"I think we all expect a quick fix for back pain. You have pain in the back, you take medication and the expectation is really high. But they do not offer that much of a benefit. And there are side effects. Even if you take anti-inflammatories for one week, you'll be 2.5 times at a higher risk of developing gastro-intestinal problems, like ulcers etc."
The Institute says around 80 per cent of Australians experience lower back pain at some point in their lives.
It estimates it costs Australia around $8 billion a year, not just on drugs, but sick leave from work and other treatments.
Lesley Brydon is the chief executive of Pain Australia, a not-for-profit body that lobbies to improve pain treatment and management.
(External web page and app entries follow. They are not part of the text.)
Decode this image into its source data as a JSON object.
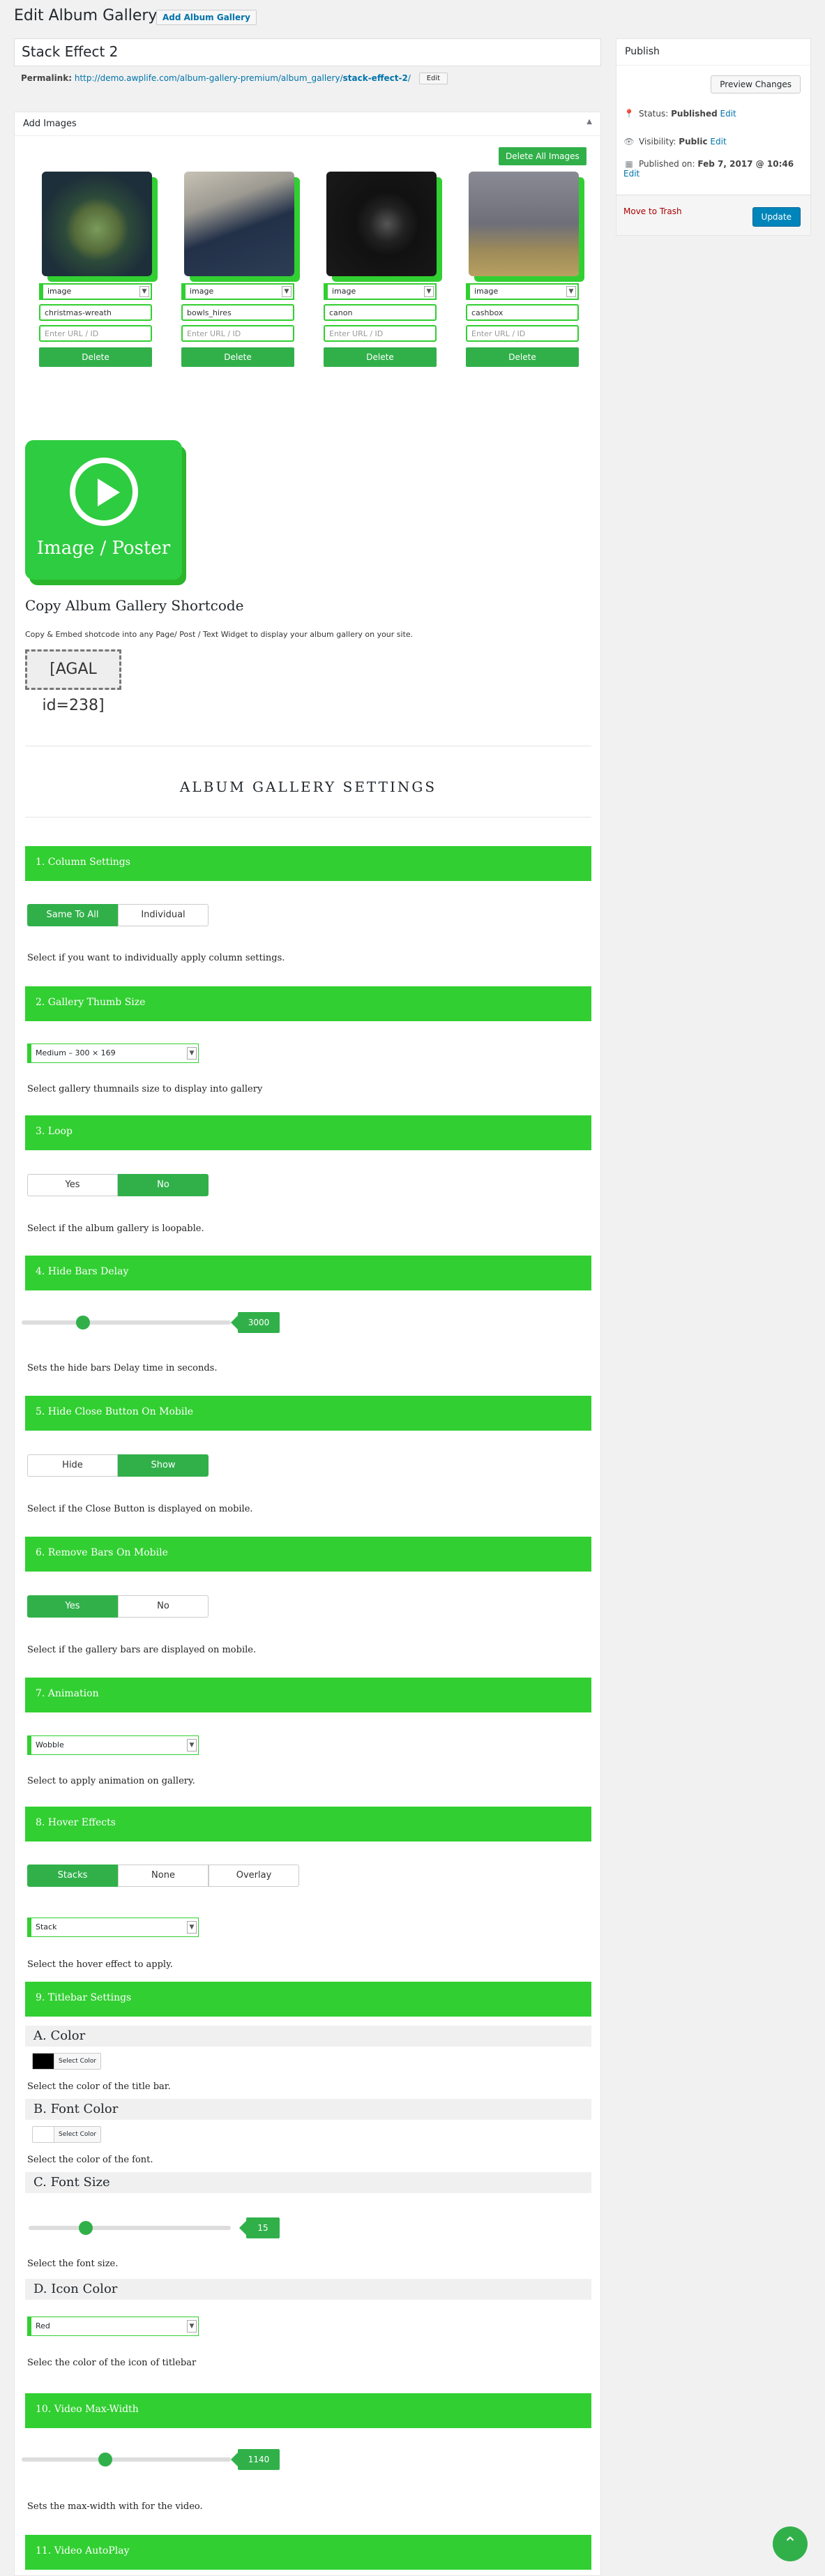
{
  "header": {
    "title": "Edit Album Gallery",
    "add_new": "Add Album Gallery"
  },
  "post": {
    "title": "Stack Effect 2",
    "permalink_label": "Permalink:",
    "permalink_base": "http://demo.awplife.com/album-gallery-premium/album_gallery/",
    "permalink_slug": "stack-effect-2",
    "permalink_tail": "/",
    "edit_label": "Edit"
  },
  "publish": {
    "title": "Publish",
    "preview": "Preview Changes",
    "status_label": "Status:",
    "status_value": "Published",
    "status_edit": "Edit",
    "visibility_label": "Visibility:",
    "visibility_value": "Public",
    "visibility_edit": "Edit",
    "published_label": "Published on:",
    "published_value": "Feb 7, 2017 @ 10:46",
    "published_edit": "Edit",
    "trash": "Move to Trash",
    "update": "Update"
  },
  "images": {
    "title": "Add Images",
    "delete_all": "Delete All Images",
    "items": [
      {
        "type": "image",
        "name": "christmas-wreath",
        "url_placeholder": "Enter URL / ID",
        "delete": "Delete",
        "bg": "#2d4a3a"
      },
      {
        "type": "image",
        "name": "bowls_hires",
        "url_placeholder": "Enter URL / ID",
        "delete": "Delete",
        "bg": "#2c3e55"
      },
      {
        "type": "image",
        "name": "canon",
        "url_placeholder": "Enter URL / ID",
        "delete": "Delete",
        "bg": "#1a1a1a"
      },
      {
        "type": "image",
        "name": "cashbox",
        "url_placeholder": "Enter URL / ID",
        "delete": "Delete",
        "bg": "#6f6f7a"
      }
    ]
  },
  "poster": {
    "label": "Image / Poster"
  },
  "shortcode": {
    "title": "Copy Album Gallery Shortcode",
    "desc": "Copy & Embed shotcode into any Page/ Post / Text Widget to display your album gallery on your site.",
    "code": "[AGAL id=238]"
  },
  "settings": {
    "title": "ALBUM   GALLERY   SETTINGS",
    "s1": {
      "title": "1. Column Settings",
      "opt1": "Same To All",
      "opt2": "Individual",
      "desc": "Select if you want to individually apply column settings."
    },
    "s2": {
      "title": "2. Gallery Thumb Size",
      "value": "Medium – 300 × 169",
      "desc": "Select gallery thumnails size to display into gallery"
    },
    "s3": {
      "title": "3. Loop",
      "opt1": "Yes",
      "opt2": "No",
      "desc": "Select if the album gallery is loopable."
    },
    "s4": {
      "title": "4. Hide Bars Delay",
      "value": "3000",
      "desc": "Sets the hide bars Delay time in seconds."
    },
    "s5": {
      "title": "5. Hide Close Button On Mobile",
      "opt1": "Hide",
      "opt2": "Show",
      "desc": "Select if the Close Button is displayed on mobile."
    },
    "s6": {
      "title": "6. Remove Bars On Mobile",
      "opt1": "Yes",
      "opt2": "No",
      "desc": "Select if the gallery bars are displayed on mobile."
    },
    "s7": {
      "title": "7. Animation",
      "value": "Wobble",
      "desc": "Select to apply animation on gallery."
    },
    "s8": {
      "title": "8. Hover Effects",
      "opt1": "Stacks",
      "opt2": "None",
      "opt3": "Overlay",
      "value": "Stack",
      "desc": "Select the hover effect to apply."
    },
    "s9": {
      "title": "9. Titlebar Settings",
      "a": {
        "title": "A. Color",
        "btn": "Select Color",
        "swatch": "#000000",
        "desc": "Select the color of the title bar."
      },
      "b": {
        "title": "B. Font Color",
        "btn": "Select Color",
        "swatch": "#ffffff",
        "desc": "Select the color of the font."
      },
      "c": {
        "title": "C. Font Size",
        "value": "15",
        "desc": "Select the font size."
      },
      "d": {
        "title": "D. Icon Color",
        "value": "Red",
        "desc": "Selec the color of the icon of titlebar"
      }
    },
    "s10": {
      "title": "10. Video Max-Width",
      "value": "1140",
      "desc": "Sets the max-width with for the video."
    },
    "s11": {
      "title": "11. Video AutoPlay"
    }
  },
  "colors": {
    "accent": "#31cf31",
    "button": "#31b04a",
    "wp_blue": "#0085ba"
  }
}
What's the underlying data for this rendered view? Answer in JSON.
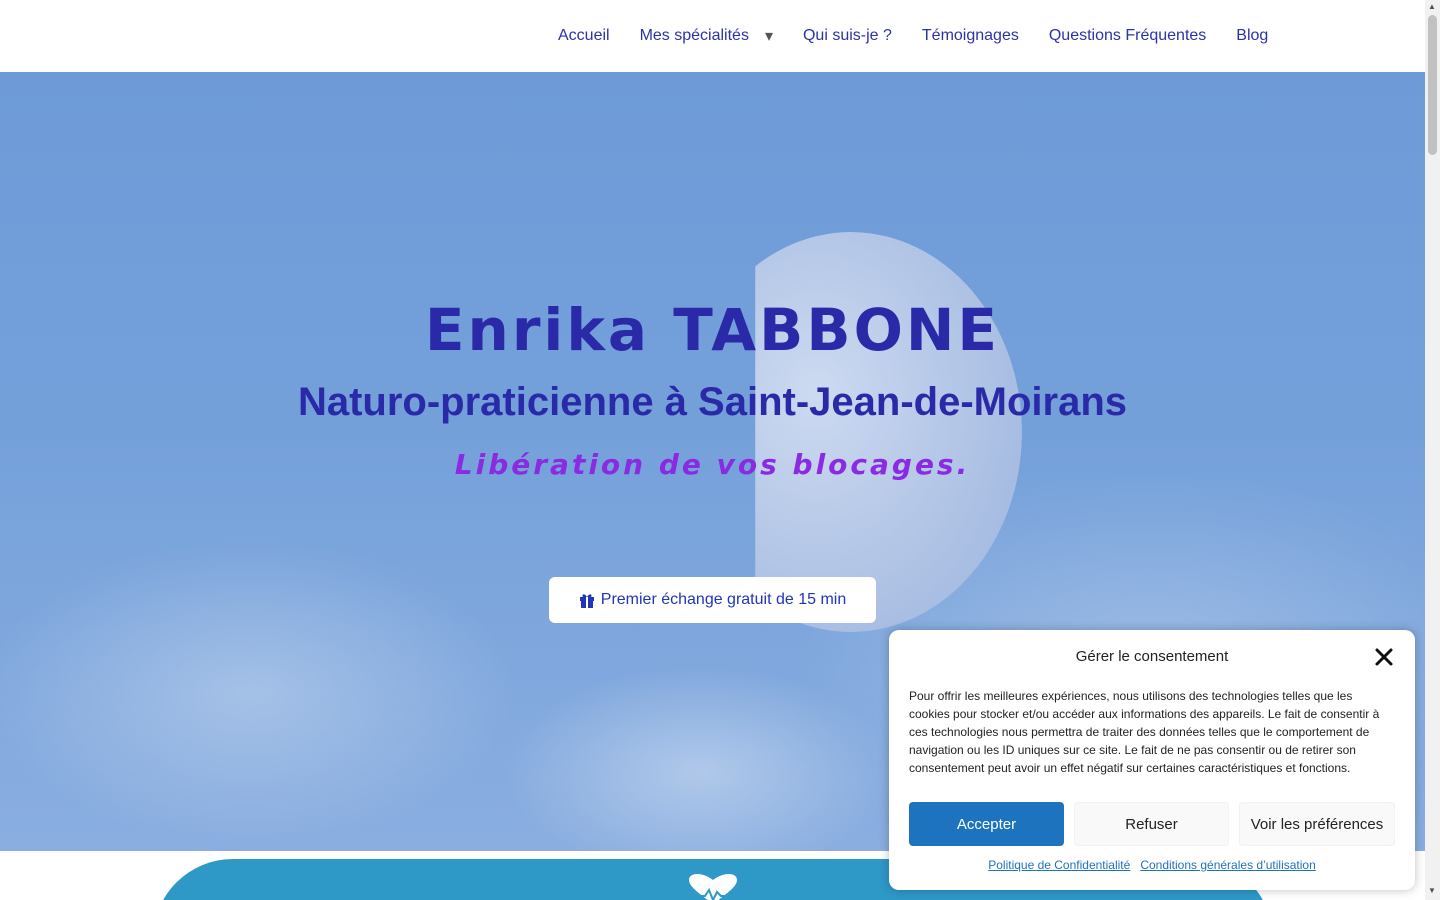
{
  "nav": {
    "items": [
      {
        "label": "Accueil"
      },
      {
        "label": "Mes spécialités",
        "has_dropdown": true
      },
      {
        "label": "Qui suis-je ?"
      },
      {
        "label": "Témoignages"
      },
      {
        "label": "Questions Fréquentes"
      },
      {
        "label": "Blog"
      }
    ],
    "caret": "▾"
  },
  "hero": {
    "title": "Enrika TABBONE",
    "subtitle": "Naturo-praticienne à Saint-Jean-de-Moirans",
    "tagline": "Libération de vos blocages.",
    "cta_label": "Premier échange gratuit de 15 min",
    "cta_icon": "gift-icon"
  },
  "consent": {
    "title": "Gérer le consentement",
    "body": "Pour offrir les meilleures expériences, nous utilisons des technologies telles que les cookies pour stocker et/ou accéder aux informations des appareils. Le fait de consentir à ces technologies nous permettra de traiter des données telles que le comportement de navigation ou les ID uniques sur ce site. Le fait de ne pas consentir ou de retirer son consentement peut avoir un effet négatif sur certaines caractéristiques et fonctions.",
    "accept_label": "Accepter",
    "refuse_label": "Refuser",
    "prefs_label": "Voir les préférences",
    "privacy_link": "Politique de Confidentialité",
    "terms_link": "Conditions générales d’utilisation"
  },
  "colors": {
    "nav_text": "#2b33a6",
    "hero_title": "#2a2aa8",
    "tagline": "#8a2be2",
    "accept_bg": "#1e73be",
    "band": "#2e98c7"
  }
}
"Forty per cent of people who are forced to retire do so because of back pain. It's not just the cost of the medication; it's the flow on effect of people not working, the personal cost, the family cost. People with pain are very difficult to live with, too. Active self-management strategies are going to be more helpful to them than passive strategies like medication or surgery or massage. All these things have their place, of course, but you need to own your pain, you need to understand your own body."
Malcolm Smith is a Professor of rheumatology at Flinders University in South Australia.
He says the study's findings are useful, but each patient's case must be treated differently.
"Basically it's individualised medicine - matching a treatment option to the patient in front of you. A systematic review tells you an average for a group of patients, but that doesn't help you with an individual patient."
Most clinical guidelines recommend taking paracetamol before moving on to anti-inflammatory medication, such as aspirin and ibuprofen.
But a previous study by the George Institute also found paracetamol to be ineffective for back pain.
The Institute argues drugs should only play a minor role in treatment and is calling for more federal government attention on the issue.